Sunday, July 19, 2009

Once more into the breach!



I made it my goal a few summers ago to read at least one Shakespeare play every summer that I haven't read before. Obviously, I know some of his plays back and forth, but I really want to have a better grasp on his entire body of work. I'll admit, reading Shakespeare is a bit of a chore. I usually don't realize how much I like a particular play until weeks after when I find myself constantly thinking about it. In other words, it's usually better to have read Shakespeare than to read Shakespeare. It's also much better to actually see a dramatic performance of his plays, which makes sense considering that's what the author intended for them in the first place.

When I first made this decision two summers ago, I went with Richard III. I chose that one because I was given some free tickets by a coworker to see it at CalShakes.
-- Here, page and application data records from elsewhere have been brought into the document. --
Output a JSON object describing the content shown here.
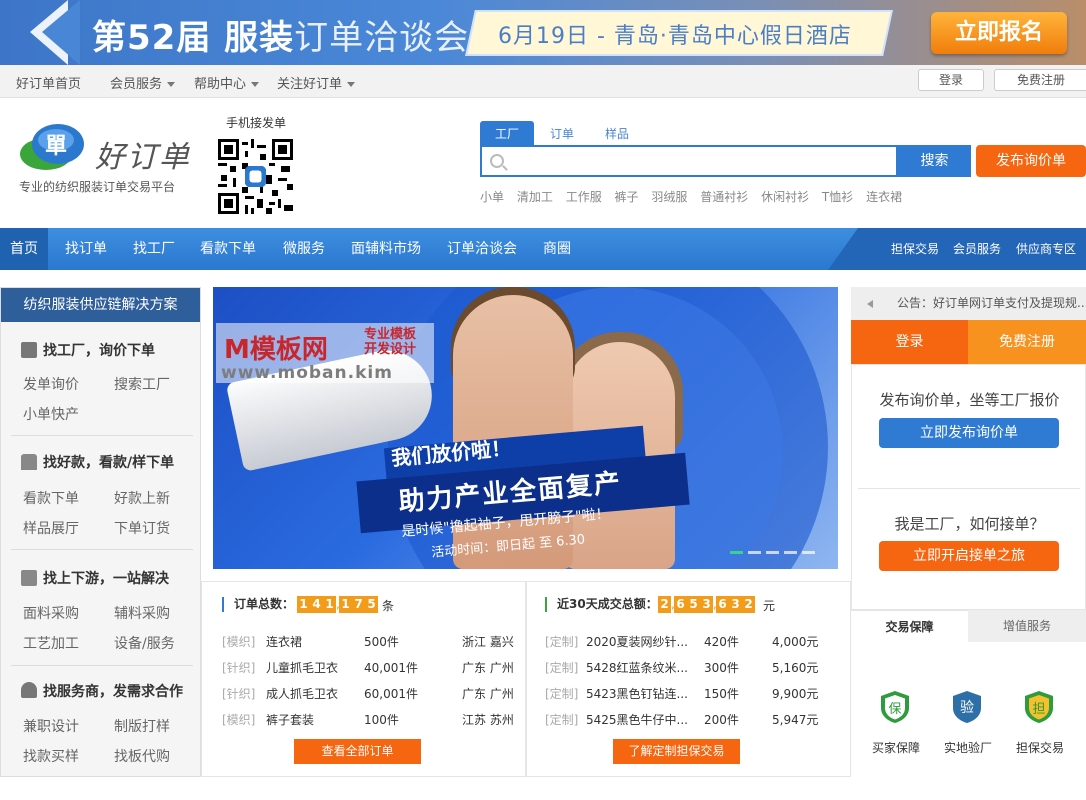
{
  "banner": {
    "title_main": "第52届 服装",
    "title_sub": "订单洽谈会",
    "date_text": "6月19日 - 青岛·青岛中心假日酒店",
    "register_label": "立即报名"
  },
  "topnav": {
    "items": [
      "好订单首页",
      "会员服务",
      "帮助中心",
      "关注好订单"
    ],
    "login_label": "登录",
    "register_label": "免费注册"
  },
  "header": {
    "logo_text": "好订单",
    "tagline": "专业的纺织服装订单交易平台",
    "qr_label": "手机接发单"
  },
  "search": {
    "tabs": [
      "工厂",
      "订单",
      "样品"
    ],
    "active_tab": "工厂",
    "placeholder": "",
    "button_label": "搜索",
    "post_label": "发布询价单",
    "hot_words": [
      "小单",
      "清加工",
      "工作服",
      "裤子",
      "羽绒服",
      "普通衬衫",
      "休闲衬衫",
      "T恤衫",
      "连衣裙"
    ]
  },
  "mainnav": {
    "items": [
      "首页",
      "找订单",
      "找工厂",
      "看款下单",
      "微服务",
      "面辅料市场",
      "订单洽谈会",
      "商圈"
    ],
    "right_items": [
      "担保交易",
      "会员服务",
      "供应商专区"
    ]
  },
  "sidebar": {
    "title": "纺织服装供应链解决方案",
    "groups": [
      {
        "title": "找工厂，询价下单",
        "links": [
          "发单询价",
          "搜索工厂",
          "小单快产"
        ]
      },
      {
        "title": "找好款，看款/样下单",
        "links": [
          "看款下单",
          "好款上新",
          "样品展厅",
          "下单订货"
        ]
      },
      {
        "title": "找上下游，一站解决",
        "links": [
          "面料采购",
          "辅料采购",
          "工艺加工",
          "设备/服务"
        ]
      },
      {
        "title": "找服务商，发需求合作",
        "links": [
          "兼职设计",
          "制版打样",
          "找款买样",
          "找板代购"
        ]
      }
    ]
  },
  "carousel": {
    "caption1": "我们放价啦！",
    "caption2": "助力产业全面复产",
    "caption3": "是时候\"撸起袖子，甩开膀子\"啦！",
    "caption4": "活动时间：即日起 至 6.30",
    "slide_count": 5,
    "active_slide": 1
  },
  "watermark": {
    "brand": "M模板网",
    "tag1": "专业模板",
    "tag2": "开发设计",
    "url": "www.moban.kim"
  },
  "orders": {
    "label": "订单总数：",
    "digits": [
      "1",
      "4",
      "1",
      ",",
      "1",
      "7",
      "5"
    ],
    "unit": "条",
    "rows": [
      {
        "tag": "[模织]",
        "name": "连衣裙",
        "qty": "500件",
        "loc": "浙江 嘉兴"
      },
      {
        "tag": "[针织]",
        "name": "儿童抓毛卫衣",
        "qty": "40,001件",
        "loc": "广东 广州"
      },
      {
        "tag": "[针织]",
        "name": "成人抓毛卫衣",
        "qty": "60,001件",
        "loc": "广东 广州"
      },
      {
        "tag": "[模织]",
        "name": "裤子套装",
        "qty": "100件",
        "loc": "江苏 苏州"
      }
    ],
    "button_label": "查看全部订单"
  },
  "deals": {
    "label": "近30天成交总额：",
    "digits": [
      "2",
      ",",
      "6",
      "5",
      "3",
      ",",
      "6",
      "3",
      "2"
    ],
    "unit": "元",
    "rows": [
      {
        "tag": "[定制]",
        "name": "2020夏装网纱针...",
        "qty": "420件",
        "amount": "4,000元"
      },
      {
        "tag": "[定制]",
        "name": "5428红蓝条纹米...",
        "qty": "300件",
        "amount": "5,160元"
      },
      {
        "tag": "[定制]",
        "name": "5423黑色钉钻连...",
        "qty": "150件",
        "amount": "9,900元"
      },
      {
        "tag": "[定制]",
        "name": "5425黑色牛仔中...",
        "qty": "200件",
        "amount": "5,947元"
      }
    ],
    "button_label": "了解定制担保交易"
  },
  "rightcol": {
    "notice": "公告：好订单网订单支付及提现规...",
    "login_label": "登录",
    "register_label": "免费注册",
    "buyer_text": "发布询价单，坐等工厂报价",
    "buyer_button": "立即发布询价单",
    "factory_text": "我是工厂，如何接单？",
    "factory_button": "立即开启接单之旅",
    "tabs": [
      "交易保障",
      "增值服务"
    ],
    "guarantees": [
      {
        "icon": "保",
        "label": "买家保障"
      },
      {
        "icon": "验",
        "label": "实地验厂"
      },
      {
        "icon": "担",
        "label": "担保交易"
      }
    ]
  },
  "colors": {
    "primary_blue": "#2f7bd3",
    "orange": "#f6650f",
    "nav_dark": "#1f63b0",
    "digit_orange": "#f39c1a"
  }
}
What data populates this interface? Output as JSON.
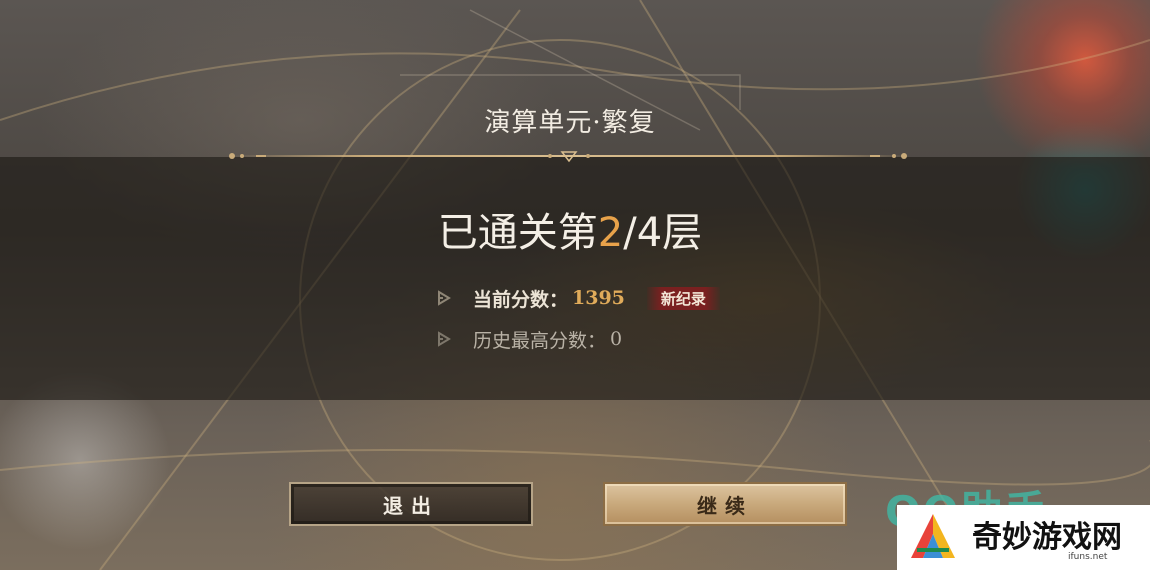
{
  "stage_title": "演算单元·繁复",
  "progress": {
    "prefix": "已通关第",
    "current": "2",
    "suffix": "/4层"
  },
  "current_score": {
    "label": "当前分数：",
    "value": "1395",
    "badge": "新纪录"
  },
  "best_score": {
    "label": "历史最高分数：",
    "value": "0"
  },
  "buttons": {
    "exit": "退出",
    "continue": "继续"
  },
  "watermark": {
    "qq_text": "QQ助手",
    "site_name": "奇妙游戏网",
    "url": "ifuns.net"
  },
  "colors": {
    "accent_orange": "#e8a24a",
    "score_gold": "#e0ab5a",
    "badge_red": "#7a2020",
    "line_gold": "#c9ab7a"
  }
}
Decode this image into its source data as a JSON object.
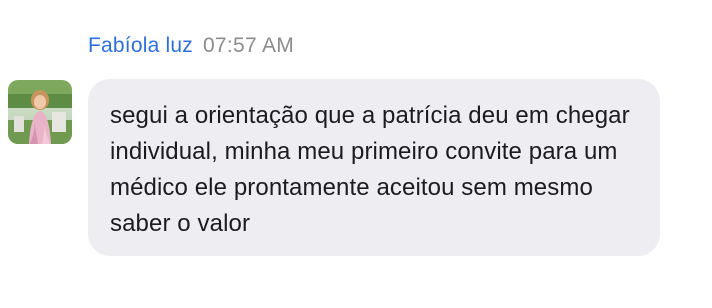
{
  "message": {
    "sender_name": "Fabíola luz",
    "timestamp": "07:57 AM",
    "avatar_icon": "user-photo-avatar",
    "text": "segui a orientação que a patrícia deu em chegar individual, minha meu primeiro convite para um médico ele prontamente aceitou sem mesmo saber o valor"
  },
  "colors": {
    "sender_name": "#2f6fdc",
    "timestamp": "#8c8c8c",
    "bubble_background": "#ededf2",
    "message_text": "#1c1c1e"
  }
}
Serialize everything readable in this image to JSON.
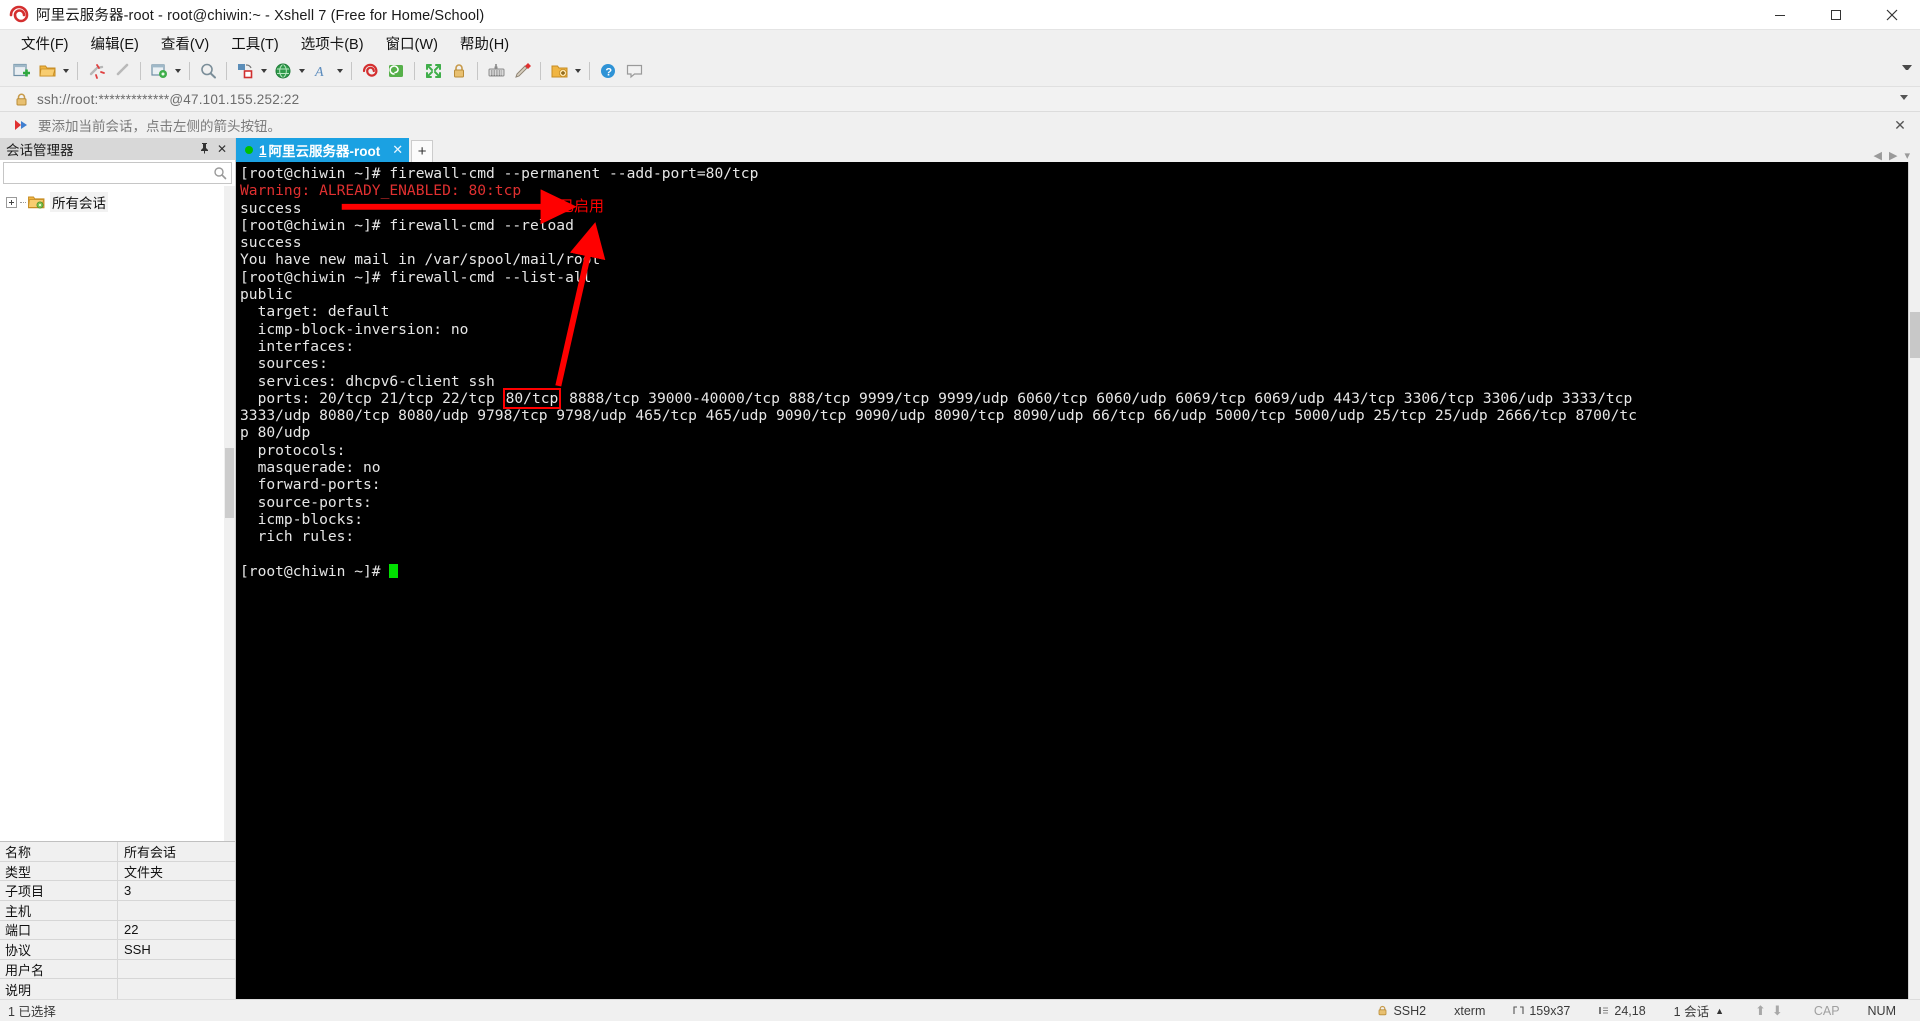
{
  "window": {
    "title": "阿里云服务器-root - root@chiwin:~ - Xshell 7 (Free for Home/School)",
    "logo_icon": "xshell-logo-icon",
    "minimize_label": "最小化",
    "maximize_label": "最大化",
    "close_label": "关闭"
  },
  "menu": {
    "items": [
      {
        "label": "文件(F)",
        "name": "menu-file"
      },
      {
        "label": "编辑(E)",
        "name": "menu-edit"
      },
      {
        "label": "查看(V)",
        "name": "menu-view"
      },
      {
        "label": "工具(T)",
        "name": "menu-tools"
      },
      {
        "label": "选项卡(B)",
        "name": "menu-tab"
      },
      {
        "label": "窗口(W)",
        "name": "menu-window"
      },
      {
        "label": "帮助(H)",
        "name": "menu-help"
      }
    ]
  },
  "toolbar": {
    "buttons": [
      {
        "icon": "new-session-icon"
      },
      {
        "icon": "open-folder-icon"
      },
      {
        "icon": "disconnect-icon"
      },
      {
        "icon": "reconnect-icon"
      },
      {
        "icon": "session-properties-icon"
      },
      {
        "icon": "find-icon"
      },
      {
        "icon": "file-transfer-icon"
      },
      {
        "icon": "globe-icon"
      },
      {
        "icon": "font-size-icon"
      },
      {
        "icon": "xshell-icon"
      },
      {
        "icon": "xftp-icon"
      },
      {
        "icon": "fullscreen-icon"
      },
      {
        "icon": "lock-icon"
      },
      {
        "icon": "keyboard-icon"
      },
      {
        "icon": "highlight-pen-icon"
      },
      {
        "icon": "add-to-folder-icon"
      }
    ],
    "overflow_icon": "toolbar-overflow-icon"
  },
  "address_bar": {
    "lock_icon": "address-lock-icon",
    "url": "ssh://root:*************@47.101.155.252:22",
    "dropdown_icon": "chevron-down-icon"
  },
  "notice_bar": {
    "icon": "add-session-arrow-icon",
    "text": "要添加当前会话，点击左侧的箭头按钮。",
    "close_label": "✕"
  },
  "session_panel": {
    "title": "会话管理器",
    "pin_label": "⇱",
    "close_label": "✕",
    "search_placeholder": "",
    "search_value": "",
    "search_icon": "search-icon",
    "tree": [
      {
        "label": "所有会话",
        "icon": "folder-session-icon",
        "expanded": false
      }
    ],
    "properties": {
      "rows": [
        {
          "key": "名称",
          "value": "所有会话"
        },
        {
          "key": "类型",
          "value": "文件夹"
        },
        {
          "key": "子项目",
          "value": "3"
        },
        {
          "key": "主机",
          "value": ""
        },
        {
          "key": "端口",
          "value": "22"
        },
        {
          "key": "协议",
          "value": "SSH"
        },
        {
          "key": "用户名",
          "value": ""
        },
        {
          "key": "说明",
          "value": ""
        }
      ]
    }
  },
  "tabs": {
    "items": [
      {
        "number": "1",
        "label": "阿里云服务器-root",
        "active": true,
        "status_icon": "connected-dot-icon",
        "close_label": "✕"
      }
    ],
    "new_tab_label": "+",
    "nav_prev": "◀",
    "nav_next": "▶",
    "nav_menu": "▾"
  },
  "terminal": {
    "lines": [
      {
        "type": "plain",
        "text": "[root@chiwin ~]# firewall-cmd --permanent --add-port=80/tcp"
      },
      {
        "type": "warn",
        "text": "Warning: ALREADY_ENABLED: 80:tcp"
      },
      {
        "type": "plain",
        "text": "success"
      },
      {
        "type": "plain",
        "text": "[root@chiwin ~]# firewall-cmd --reload"
      },
      {
        "type": "plain",
        "text": "success"
      },
      {
        "type": "plain",
        "text": "You have new mail in /var/spool/mail/root"
      },
      {
        "type": "plain",
        "text": "[root@chiwin ~]# firewall-cmd --list-all"
      },
      {
        "type": "plain",
        "text": "public"
      },
      {
        "type": "plain",
        "text": "  target: default"
      },
      {
        "type": "plain",
        "text": "  icmp-block-inversion: no"
      },
      {
        "type": "plain",
        "text": "  interfaces:"
      },
      {
        "type": "plain",
        "text": "  sources:"
      },
      {
        "type": "plain",
        "text": "  services: dhcpv6-client ssh"
      }
    ],
    "ports_line": {
      "prefix": "  ports: 20/tcp 21/tcp 22/tcp ",
      "highlight": "80/tcp",
      "suffix": " 8888/tcp 39000-40000/tcp 888/tcp 9999/tcp 9999/udp 6060/tcp 6060/udp 6069/tcp 6069/udp 443/tcp 3306/tcp 3306/udp 3333/tcp"
    },
    "ports_wrap_lines": [
      "3333/udp 8080/tcp 8080/udp 9798/tcp 9798/udp 465/tcp 465/udp 9090/tcp 9090/udp 8090/tcp 8090/udp 66/tcp 66/udp 5000/tcp 5000/udp 25/tcp 25/udp 2666/tcp 8700/tc",
      "p 80/udp"
    ],
    "tail_lines": [
      "  protocols:",
      "  masquerade: no",
      "  forward-ports:",
      "  source-ports:",
      "  icmp-blocks:",
      "  rich rules:",
      "",
      "[root@chiwin ~]# "
    ],
    "annotation": {
      "label": "已启用",
      "arrow_color": "#ff0000",
      "label_color": "#ff0000"
    },
    "colors": {
      "background": "#000000",
      "foreground": "#e6e6e6",
      "warning": "#e03030",
      "cursor": "#00e000",
      "highlight_box": "#ff0000"
    }
  },
  "status_bar": {
    "left": "1 已选择",
    "lock_icon": "ssh-lock-icon",
    "protocol": "SSH2",
    "terminal_type": "xterm",
    "size_icon": "term-size-icon",
    "size": "159x37",
    "cursor_icon": "cursor-pos-icon",
    "cursor_pos": "24,18",
    "sessions": "1 会话",
    "sessions_caret": "▲",
    "up_icon": "arrow-up-icon",
    "down_icon": "arrow-down-icon",
    "cap": "CAP",
    "num": "NUM"
  }
}
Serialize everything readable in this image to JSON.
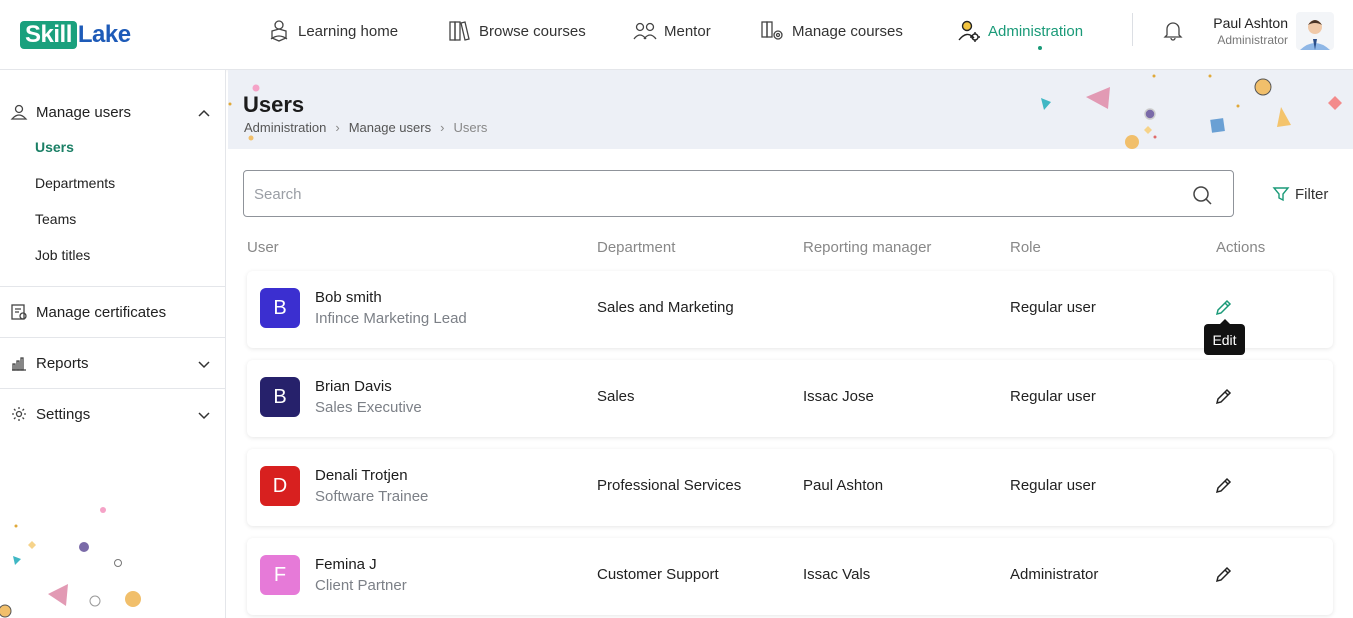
{
  "brand": {
    "logo_left": "Skill",
    "logo_right": "Lake"
  },
  "nav": [
    {
      "label": "Learning home",
      "icon": "learning-home-icon"
    },
    {
      "label": "Browse courses",
      "icon": "books-icon"
    },
    {
      "label": "Mentor",
      "icon": "mentor-icon"
    },
    {
      "label": "Manage courses",
      "icon": "manage-courses-icon"
    },
    {
      "label": "Administration",
      "icon": "admin-user-icon",
      "active": true
    }
  ],
  "user": {
    "name": "Paul Ashton",
    "role": "Administrator"
  },
  "sidebar": {
    "manage_users": {
      "label": "Manage users",
      "expanded": true,
      "items": [
        {
          "label": "Users",
          "active": true
        },
        {
          "label": "Departments"
        },
        {
          "label": "Teams"
        },
        {
          "label": "Job titles"
        }
      ]
    },
    "manage_certificates": "Manage certificates",
    "reports": "Reports",
    "settings": "Settings"
  },
  "page": {
    "title": "Users",
    "breadcrumb": [
      "Administration",
      "Manage users",
      "Users"
    ],
    "search_placeholder": "Search",
    "filter_label": "Filter"
  },
  "table": {
    "columns": [
      "User",
      "Department",
      "Reporting manager",
      "Role",
      "Actions"
    ],
    "rows": [
      {
        "initial": "B",
        "name": "Bob smith",
        "job_title": "Infince Marketing Lead",
        "department": "Sales and Marketing",
        "manager": "",
        "role": "Regular user",
        "avatar_color": "#3b2fd0"
      },
      {
        "initial": "B",
        "name": "Brian Davis",
        "job_title": "Sales Executive",
        "department": "Sales",
        "manager": "Issac Jose",
        "role": "Regular user",
        "avatar_color": "#26216b"
      },
      {
        "initial": "D",
        "name": "Denali Trotjen",
        "job_title": "Software Trainee",
        "department": "Professional Services",
        "manager": "Paul Ashton",
        "role": "Regular user",
        "avatar_color": "#d8201f"
      },
      {
        "initial": "F",
        "name": "Femina J",
        "job_title": "Client Partner",
        "department": "Customer Support",
        "manager": "Issac Vals",
        "role": "Administrator",
        "avatar_color": "#e67ad8"
      }
    ],
    "tooltip": "Edit"
  },
  "colors": {
    "accent": "#1a9a78",
    "brand_blue": "#1e5bb8",
    "hero_bg": "#edf0f6"
  }
}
This play has one of Shakespeare's most compelling lead characters BUT ... so... many... supporting... characters... hurting... head. That was a bit of a bear to get through, but it was well worth it - especially when I saw it performed live. Richard III is like Macbeth but without the conscience. He does all sorts of evil stuff and never feels a bit bad about it, and yet he's so compelling in his maliciousness that the audience can't turn away.

Last year, I went with King Lear. I went with that one simply because I've wanted to for some time. That one was quite a bear to read as well. It has a great setup, but Lear is a difficult character to follow at times. He basically goes off his rocker, and when you're already struggling with Shakespeare's language, it's hard to figure out when he's insane and when he's in his right mind. Also, there's the problem of there not really being a good movie version of which I know. I rented one of those BBC produced versions with Ian Holm. He was great, but basically those productions are filmed stage productions - so they don't really work as a film or as a live performance. Anyway, the funny thing about this one was that months later when I was trying to explain it to somebody, I found myself getting all excited about it. Also, when a friend of mine who loves it was talking about it, I started to realize a little bit more how brilliant it is. I guess I'll have to revisit that one some day.

This year I went with Henry V. I chose this because I have Kenneth Branagh's film on DVD. Actually, I've had it for years. Before I was an English teacher, I had bought it and tried to watch it. I didn't know what the hell was going on, so I said that I'd watch it again some day. That day never seemed to come (until today, but more on that in a minute).

So, I needed a reason to finally watch that movie. Compared to Richard III and King Lear, this one was a breeze. The plot is really straight-forward and compelling. I suppose it helps that I remember a bit from Henry IV, Part II which I read in college. In that one, Prince "Hal" is a bit of a partier, but he's starting to get away from his wild ways. With Henry V, he lives up to his potential by successfully defeating the French and uniting it with England. (It's his son's fault that it didn't last.) I'm not sure that I'll be dwelling on this one as much. Sure, there are some great moments, but only time will tell if it gives me something to think about.

Watching the movie definitely added to my appreciation for the play. There were some bits that I didn't quite catch when I read it that came across in the film. (I'm thinking of when Henry's friend is executed for stealing from a church.) I thought that I would just watch half of it today and the other half tomorrow, but I only paused it long enough to feed my dog.

Another thing that I liked was that they inserted a bit from Henry IV, Part 2 into the movie. At least, I'm assuming that's where it was from - it had Falstaff in it. Considering that Falstaff is mentioned in this play and that he was so important to Henry in his youth, that was a good call to make. My only complaint is that I didn't always like Branagh in the role. I think that it was his first Shakespeare movie, and he certainly got a lot better by the time he played Hamlet.

So, any recommendations for next summer? I'm thinking of going even easier on myself and reading a comedy. I already know Much Ado About Nothing, The Merchant of Venice, and A Midsummer Night's Dream. I hear Twelfth Night is fun.


6 comments:

Anonymous said...

Romeo and Juliet!

- Spencer

P.S. I know you appreciate this.

Lance Christian Johnson said...

Romeo and Juliet? Never heard of it.

Ben said...

I think there might be a movie version of "Romeo & Juliet" you could watch. Let me check on it and get back to you.
BEN

Lance Christian Johnson said...

Sounds boring.

Alice is not my Name said...

Twelfth Night is fun! Though I've only seen the play, I haven't actually read it. It's a hoot.

Read that, then watch "She's the Man" a ver ver hilarious adaptation.

Lance Christian Johnson said...

That might just be the one.